Go through the entries below and give the number of lines that have the string "meta", and only that.

Data records for software interfaces:
_ _ _
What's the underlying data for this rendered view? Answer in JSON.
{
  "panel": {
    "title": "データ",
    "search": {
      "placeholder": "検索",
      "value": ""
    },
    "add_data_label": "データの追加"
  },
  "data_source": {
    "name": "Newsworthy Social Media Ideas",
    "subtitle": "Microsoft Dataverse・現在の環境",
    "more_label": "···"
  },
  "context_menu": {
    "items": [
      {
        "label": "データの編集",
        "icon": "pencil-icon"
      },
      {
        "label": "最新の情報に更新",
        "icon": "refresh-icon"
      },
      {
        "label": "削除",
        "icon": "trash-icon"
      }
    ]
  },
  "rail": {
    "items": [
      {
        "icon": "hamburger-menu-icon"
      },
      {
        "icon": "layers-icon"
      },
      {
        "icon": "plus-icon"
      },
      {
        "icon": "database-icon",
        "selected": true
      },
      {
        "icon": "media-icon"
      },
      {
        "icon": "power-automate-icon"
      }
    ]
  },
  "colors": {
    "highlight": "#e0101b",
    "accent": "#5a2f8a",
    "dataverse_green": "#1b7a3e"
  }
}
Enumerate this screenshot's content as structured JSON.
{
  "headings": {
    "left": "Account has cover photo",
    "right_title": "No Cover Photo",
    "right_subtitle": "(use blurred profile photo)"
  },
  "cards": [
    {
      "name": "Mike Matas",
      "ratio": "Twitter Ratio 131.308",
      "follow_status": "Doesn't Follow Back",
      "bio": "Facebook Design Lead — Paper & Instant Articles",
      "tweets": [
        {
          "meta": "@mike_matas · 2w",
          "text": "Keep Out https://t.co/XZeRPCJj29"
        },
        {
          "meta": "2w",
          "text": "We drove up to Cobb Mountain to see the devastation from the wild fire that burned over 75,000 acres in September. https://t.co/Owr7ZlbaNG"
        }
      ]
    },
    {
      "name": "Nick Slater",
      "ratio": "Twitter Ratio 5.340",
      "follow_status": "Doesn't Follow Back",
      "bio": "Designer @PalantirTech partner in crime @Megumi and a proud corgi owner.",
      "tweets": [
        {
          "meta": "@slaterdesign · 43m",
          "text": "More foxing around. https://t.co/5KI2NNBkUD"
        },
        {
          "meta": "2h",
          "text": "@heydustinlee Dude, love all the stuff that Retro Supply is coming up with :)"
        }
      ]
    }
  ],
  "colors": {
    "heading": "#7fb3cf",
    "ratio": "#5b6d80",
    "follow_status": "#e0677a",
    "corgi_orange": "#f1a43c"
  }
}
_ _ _
EXERCISE OUTPUT: 4